First, the court found the third amended complaint adequately alleged that Spacey was “necessarily prevented” from continuing or completing his duties under his contract with the plaintiffs. The third amended complaint alleged that Spacey was in a treatment program during the show’s production, the treatment program was to last several weeks, it would have harmed Spacey to leave during the program, Spacey was diagnosed with certain conditions that made it unsafe for him to perform on set, and Spacey’s situation was made worse by the ensuing media coverage.

Then, the court considered whether the “loss” was “caused ‘directly and solely’ due to sickness.” The court agreed with the plaintiffs that causation is a “quintessential question of fact.” The court held that the third amended complaint’s allegations of timing explain how Spacey’s sickness precluded his full participation in House of Cards. “Whether plaintiffs’ loss was caused, in whole or in part, by the media outcry is a question for summary judgment or trial.”

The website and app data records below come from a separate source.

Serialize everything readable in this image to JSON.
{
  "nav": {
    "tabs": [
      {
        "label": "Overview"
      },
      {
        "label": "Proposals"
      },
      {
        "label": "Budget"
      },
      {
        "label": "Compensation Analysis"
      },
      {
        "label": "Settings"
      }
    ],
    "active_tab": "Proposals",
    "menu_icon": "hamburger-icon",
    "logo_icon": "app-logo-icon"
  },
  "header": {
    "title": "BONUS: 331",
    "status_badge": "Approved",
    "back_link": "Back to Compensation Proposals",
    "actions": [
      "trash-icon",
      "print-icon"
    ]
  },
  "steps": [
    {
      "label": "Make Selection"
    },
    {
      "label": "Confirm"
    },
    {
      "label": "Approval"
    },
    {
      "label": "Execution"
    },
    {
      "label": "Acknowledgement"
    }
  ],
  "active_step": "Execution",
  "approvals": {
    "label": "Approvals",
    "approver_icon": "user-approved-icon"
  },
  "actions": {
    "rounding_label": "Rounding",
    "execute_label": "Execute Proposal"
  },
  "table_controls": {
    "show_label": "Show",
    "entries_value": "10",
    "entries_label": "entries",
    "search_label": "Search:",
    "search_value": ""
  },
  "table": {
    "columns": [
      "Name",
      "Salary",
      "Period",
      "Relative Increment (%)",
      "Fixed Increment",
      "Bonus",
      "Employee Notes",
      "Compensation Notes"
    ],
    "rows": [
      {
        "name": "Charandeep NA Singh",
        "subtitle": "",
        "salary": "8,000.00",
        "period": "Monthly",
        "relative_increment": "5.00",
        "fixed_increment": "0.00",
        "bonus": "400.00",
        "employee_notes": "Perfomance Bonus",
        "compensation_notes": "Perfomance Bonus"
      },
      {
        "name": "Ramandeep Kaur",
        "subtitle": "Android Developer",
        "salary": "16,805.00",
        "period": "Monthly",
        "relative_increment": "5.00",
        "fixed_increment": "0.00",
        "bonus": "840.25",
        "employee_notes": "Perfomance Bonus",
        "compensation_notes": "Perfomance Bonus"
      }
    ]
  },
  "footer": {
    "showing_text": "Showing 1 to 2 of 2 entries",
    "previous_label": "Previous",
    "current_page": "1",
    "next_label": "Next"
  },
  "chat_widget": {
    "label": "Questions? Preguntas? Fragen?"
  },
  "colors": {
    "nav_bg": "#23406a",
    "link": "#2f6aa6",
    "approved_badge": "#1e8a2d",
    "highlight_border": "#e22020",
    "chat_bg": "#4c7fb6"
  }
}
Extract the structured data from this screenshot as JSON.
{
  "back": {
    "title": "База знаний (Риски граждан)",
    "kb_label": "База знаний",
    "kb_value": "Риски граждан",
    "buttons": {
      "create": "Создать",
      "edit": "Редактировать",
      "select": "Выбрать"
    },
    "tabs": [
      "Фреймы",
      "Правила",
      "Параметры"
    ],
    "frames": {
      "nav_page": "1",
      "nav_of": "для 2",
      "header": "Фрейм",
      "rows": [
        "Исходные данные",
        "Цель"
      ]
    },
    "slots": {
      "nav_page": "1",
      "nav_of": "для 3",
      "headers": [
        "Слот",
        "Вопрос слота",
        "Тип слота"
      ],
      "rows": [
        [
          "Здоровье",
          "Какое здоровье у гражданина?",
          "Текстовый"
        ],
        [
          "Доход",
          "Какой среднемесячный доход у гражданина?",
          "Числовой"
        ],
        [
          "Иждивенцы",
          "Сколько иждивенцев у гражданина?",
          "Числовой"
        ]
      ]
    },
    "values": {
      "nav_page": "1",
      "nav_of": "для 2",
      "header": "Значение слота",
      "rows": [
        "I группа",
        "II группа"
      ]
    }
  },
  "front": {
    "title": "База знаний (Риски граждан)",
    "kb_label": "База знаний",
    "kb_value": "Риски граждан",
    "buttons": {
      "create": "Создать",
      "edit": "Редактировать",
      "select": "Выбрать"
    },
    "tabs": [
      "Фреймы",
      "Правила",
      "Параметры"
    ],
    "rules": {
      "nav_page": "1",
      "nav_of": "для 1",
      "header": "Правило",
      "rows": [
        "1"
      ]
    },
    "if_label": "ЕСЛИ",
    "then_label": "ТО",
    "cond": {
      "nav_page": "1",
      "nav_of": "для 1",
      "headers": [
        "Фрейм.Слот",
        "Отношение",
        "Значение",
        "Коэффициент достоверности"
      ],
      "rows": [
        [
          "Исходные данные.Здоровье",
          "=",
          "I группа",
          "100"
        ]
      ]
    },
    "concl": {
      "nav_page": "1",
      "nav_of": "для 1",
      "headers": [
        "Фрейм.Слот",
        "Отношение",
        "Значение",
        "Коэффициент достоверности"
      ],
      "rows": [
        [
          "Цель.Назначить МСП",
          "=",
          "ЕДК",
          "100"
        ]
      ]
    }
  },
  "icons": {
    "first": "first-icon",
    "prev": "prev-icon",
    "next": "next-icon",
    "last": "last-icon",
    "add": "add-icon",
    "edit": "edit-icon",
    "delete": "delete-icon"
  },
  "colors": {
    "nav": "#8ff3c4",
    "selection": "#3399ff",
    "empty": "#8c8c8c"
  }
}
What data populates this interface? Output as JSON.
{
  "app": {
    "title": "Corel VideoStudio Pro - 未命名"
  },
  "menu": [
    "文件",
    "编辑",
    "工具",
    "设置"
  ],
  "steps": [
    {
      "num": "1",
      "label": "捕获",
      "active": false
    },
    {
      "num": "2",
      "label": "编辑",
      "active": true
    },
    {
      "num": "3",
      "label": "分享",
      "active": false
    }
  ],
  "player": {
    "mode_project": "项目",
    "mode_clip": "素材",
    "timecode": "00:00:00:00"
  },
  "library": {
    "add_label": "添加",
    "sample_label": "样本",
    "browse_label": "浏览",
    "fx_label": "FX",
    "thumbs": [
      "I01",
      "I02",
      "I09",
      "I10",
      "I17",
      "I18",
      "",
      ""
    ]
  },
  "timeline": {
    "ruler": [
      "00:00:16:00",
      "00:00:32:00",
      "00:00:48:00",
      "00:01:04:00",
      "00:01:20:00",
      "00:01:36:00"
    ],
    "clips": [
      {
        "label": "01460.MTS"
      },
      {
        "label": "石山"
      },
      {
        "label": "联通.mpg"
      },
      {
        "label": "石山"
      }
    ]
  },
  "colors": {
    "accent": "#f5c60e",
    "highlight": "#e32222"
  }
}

Lessons Learned

While the plaintiffs have not yet prevailed or received a “yes” on their coverage action, they have at least received a “maybe.” Even at this early stage, however, the proceedings highlight the importance of applying the policy’s plain meaning. The court’s decision is based on the requirements laid out by the policy’s plain language and how the allegations in the third amended complaint fit them – nothing more. Relatedly, the proceedings show the value of, when possible, negotiating precise policy language and familiarizing yourself with the available coverages before a policy is issued. Especially when entering a contract to protect against significant losses, each and every word can be the difference between “yes” and “no.”  

[1] Frank Underwood, House of Cards, Season 3, Ep. 3, Ch. 29.

[2] The court previously dismissed Certain Underwriters at Lloyd’s of London from the case because the Lloyd’s policy contained an exclusion for conditions that pre-dated the policy period. This language was not included in the Firemans Fund policy.

[3] Firemans Fund made additional arguments in seeking to dismiss the third amended complaint, which the Court addressed in its order, linked here.

  • Counsel

    Cary is an experienced litigator and advisor who represents policyholders in all types of insurance coverage and bad faith disputes. With experience in the areas of insurance litigation, insurer bad faith and unfair insurance ...

  • Associate

    Adriana’s practice focuses on advising policyholders in insurance coverage and reinsurance matters, and other business litigation. Adriana has represented clients in federal and state courts in insurance coverage ...


Subscribe Arrow

Recent Posts





Jump to Page